DIRECTIONS FOR THIS TASK: State how many lines in the following entries hold the word "name". The reply is that number only.

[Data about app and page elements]

****************

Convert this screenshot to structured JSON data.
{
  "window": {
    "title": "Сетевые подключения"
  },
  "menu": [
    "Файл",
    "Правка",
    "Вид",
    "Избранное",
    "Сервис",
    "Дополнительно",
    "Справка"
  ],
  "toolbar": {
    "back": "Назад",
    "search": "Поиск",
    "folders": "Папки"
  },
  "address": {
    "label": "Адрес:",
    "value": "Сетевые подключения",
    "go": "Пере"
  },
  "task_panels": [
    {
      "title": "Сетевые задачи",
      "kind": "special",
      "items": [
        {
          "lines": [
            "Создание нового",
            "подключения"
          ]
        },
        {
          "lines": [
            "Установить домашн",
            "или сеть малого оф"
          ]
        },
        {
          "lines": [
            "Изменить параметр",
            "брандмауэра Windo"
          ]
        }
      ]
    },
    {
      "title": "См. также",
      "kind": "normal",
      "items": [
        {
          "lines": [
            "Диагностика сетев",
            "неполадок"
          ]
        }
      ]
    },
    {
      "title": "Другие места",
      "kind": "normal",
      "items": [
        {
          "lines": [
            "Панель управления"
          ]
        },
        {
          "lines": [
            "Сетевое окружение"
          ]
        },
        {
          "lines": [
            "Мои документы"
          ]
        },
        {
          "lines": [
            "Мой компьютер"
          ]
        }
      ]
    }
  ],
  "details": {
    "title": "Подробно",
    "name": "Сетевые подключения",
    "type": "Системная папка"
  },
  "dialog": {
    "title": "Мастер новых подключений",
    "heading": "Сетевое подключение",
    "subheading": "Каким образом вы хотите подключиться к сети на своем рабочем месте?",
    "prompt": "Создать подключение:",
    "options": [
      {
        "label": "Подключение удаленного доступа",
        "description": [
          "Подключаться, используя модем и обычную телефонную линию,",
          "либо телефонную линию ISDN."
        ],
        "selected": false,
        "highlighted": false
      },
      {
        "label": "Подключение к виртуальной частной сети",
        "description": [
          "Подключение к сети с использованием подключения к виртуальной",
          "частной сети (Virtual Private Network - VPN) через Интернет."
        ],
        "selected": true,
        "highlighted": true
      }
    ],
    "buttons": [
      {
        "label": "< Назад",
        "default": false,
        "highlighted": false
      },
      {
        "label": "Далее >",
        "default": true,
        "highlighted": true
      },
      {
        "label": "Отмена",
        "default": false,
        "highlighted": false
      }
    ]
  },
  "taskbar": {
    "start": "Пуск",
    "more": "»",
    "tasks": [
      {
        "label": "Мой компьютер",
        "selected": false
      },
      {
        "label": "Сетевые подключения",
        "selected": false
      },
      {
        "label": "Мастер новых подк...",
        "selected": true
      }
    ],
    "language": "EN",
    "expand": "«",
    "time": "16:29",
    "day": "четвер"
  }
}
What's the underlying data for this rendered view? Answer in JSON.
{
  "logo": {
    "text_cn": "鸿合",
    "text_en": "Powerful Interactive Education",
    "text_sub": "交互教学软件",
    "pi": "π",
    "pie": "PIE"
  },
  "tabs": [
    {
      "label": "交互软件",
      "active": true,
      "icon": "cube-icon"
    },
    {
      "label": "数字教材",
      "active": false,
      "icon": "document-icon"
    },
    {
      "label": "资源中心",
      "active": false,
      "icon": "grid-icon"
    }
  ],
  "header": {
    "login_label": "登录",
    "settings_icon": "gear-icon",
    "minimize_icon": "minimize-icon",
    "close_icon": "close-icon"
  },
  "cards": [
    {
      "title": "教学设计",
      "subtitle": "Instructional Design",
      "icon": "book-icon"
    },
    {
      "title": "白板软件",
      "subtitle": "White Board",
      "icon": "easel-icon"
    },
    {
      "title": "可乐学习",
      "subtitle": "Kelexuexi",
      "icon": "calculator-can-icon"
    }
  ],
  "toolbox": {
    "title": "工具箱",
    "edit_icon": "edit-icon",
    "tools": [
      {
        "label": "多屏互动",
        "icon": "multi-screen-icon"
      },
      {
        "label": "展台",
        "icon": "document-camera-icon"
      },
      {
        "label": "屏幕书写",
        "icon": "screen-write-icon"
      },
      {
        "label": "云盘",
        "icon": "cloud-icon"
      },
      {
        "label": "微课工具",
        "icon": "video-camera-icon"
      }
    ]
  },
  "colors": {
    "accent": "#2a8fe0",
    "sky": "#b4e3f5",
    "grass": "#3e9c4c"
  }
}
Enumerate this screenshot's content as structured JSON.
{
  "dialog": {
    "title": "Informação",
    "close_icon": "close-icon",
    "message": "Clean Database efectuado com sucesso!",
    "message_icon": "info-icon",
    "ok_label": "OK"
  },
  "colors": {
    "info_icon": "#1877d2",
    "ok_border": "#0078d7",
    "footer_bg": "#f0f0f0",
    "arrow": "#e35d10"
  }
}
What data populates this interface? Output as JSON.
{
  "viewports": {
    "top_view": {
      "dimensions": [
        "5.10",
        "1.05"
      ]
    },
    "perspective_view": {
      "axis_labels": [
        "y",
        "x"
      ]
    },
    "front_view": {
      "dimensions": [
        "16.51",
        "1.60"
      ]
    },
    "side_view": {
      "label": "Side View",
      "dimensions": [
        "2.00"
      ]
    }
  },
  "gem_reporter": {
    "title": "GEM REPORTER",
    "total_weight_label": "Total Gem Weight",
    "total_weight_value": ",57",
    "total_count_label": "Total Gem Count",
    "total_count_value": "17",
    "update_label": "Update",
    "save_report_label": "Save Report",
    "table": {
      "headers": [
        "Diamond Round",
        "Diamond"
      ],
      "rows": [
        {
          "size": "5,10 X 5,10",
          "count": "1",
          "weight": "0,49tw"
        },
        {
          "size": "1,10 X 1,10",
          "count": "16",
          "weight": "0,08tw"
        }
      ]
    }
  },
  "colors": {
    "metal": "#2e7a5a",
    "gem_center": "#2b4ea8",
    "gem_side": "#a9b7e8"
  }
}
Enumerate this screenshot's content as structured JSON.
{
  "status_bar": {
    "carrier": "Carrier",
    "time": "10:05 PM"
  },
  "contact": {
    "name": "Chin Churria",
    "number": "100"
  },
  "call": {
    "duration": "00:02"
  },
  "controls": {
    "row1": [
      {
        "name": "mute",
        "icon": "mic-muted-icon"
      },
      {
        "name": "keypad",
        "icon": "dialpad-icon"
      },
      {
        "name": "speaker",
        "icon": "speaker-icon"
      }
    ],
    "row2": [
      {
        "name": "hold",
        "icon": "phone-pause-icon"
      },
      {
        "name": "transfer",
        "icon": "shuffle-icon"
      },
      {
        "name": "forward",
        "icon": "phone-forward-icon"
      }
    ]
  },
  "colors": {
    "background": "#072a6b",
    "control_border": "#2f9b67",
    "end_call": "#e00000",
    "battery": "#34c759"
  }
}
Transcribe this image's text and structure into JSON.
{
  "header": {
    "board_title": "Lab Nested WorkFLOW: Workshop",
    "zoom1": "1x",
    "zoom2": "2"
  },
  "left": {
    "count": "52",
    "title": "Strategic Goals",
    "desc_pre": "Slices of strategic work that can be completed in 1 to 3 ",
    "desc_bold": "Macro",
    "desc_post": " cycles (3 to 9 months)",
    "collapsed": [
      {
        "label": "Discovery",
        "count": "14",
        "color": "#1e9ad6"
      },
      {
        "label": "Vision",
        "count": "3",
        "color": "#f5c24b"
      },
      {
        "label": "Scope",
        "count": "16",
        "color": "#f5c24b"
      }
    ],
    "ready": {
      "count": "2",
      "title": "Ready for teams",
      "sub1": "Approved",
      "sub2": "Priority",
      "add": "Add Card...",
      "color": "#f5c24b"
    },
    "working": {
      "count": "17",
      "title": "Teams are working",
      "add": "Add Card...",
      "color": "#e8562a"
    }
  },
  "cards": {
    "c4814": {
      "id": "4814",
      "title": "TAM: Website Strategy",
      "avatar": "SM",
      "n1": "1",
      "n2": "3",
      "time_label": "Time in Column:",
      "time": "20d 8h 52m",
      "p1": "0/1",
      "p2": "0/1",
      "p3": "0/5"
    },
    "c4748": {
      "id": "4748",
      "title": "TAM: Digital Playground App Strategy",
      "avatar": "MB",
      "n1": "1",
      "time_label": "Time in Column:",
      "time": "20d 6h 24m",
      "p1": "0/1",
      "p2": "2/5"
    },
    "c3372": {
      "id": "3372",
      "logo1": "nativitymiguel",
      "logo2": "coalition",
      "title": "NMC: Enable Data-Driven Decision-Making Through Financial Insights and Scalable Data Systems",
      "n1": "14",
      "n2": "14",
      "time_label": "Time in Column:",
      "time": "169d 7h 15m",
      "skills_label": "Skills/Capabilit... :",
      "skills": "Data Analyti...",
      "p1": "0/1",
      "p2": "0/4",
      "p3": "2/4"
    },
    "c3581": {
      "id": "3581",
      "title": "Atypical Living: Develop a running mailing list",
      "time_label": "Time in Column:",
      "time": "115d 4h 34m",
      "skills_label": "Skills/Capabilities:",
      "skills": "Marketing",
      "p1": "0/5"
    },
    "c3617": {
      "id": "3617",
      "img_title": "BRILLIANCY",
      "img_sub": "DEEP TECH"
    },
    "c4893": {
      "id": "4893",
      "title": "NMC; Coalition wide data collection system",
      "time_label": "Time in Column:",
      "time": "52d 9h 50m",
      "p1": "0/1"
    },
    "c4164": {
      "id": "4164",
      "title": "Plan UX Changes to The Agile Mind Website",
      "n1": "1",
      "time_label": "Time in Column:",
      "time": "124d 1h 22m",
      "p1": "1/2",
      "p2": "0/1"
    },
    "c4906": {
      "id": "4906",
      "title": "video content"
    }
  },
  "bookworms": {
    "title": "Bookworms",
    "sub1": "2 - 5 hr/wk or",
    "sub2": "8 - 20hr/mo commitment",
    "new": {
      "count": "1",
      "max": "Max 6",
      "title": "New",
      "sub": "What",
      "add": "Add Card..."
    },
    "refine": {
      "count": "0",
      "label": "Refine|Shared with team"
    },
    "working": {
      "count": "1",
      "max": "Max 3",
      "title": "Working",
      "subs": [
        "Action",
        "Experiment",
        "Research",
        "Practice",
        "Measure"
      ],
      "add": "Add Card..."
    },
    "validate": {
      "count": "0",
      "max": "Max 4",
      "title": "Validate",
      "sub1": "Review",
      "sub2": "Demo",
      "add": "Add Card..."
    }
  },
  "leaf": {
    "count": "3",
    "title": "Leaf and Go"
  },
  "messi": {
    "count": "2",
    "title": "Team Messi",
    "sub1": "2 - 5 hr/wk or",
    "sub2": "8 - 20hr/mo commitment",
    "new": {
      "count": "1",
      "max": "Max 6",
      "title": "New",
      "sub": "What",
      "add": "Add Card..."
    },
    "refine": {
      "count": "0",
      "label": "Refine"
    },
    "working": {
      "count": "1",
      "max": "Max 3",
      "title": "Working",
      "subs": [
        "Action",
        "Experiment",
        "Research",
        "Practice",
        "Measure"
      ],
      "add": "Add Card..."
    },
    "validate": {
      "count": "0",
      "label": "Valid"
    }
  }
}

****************

OUTPUT OF THE EXERCISE: 8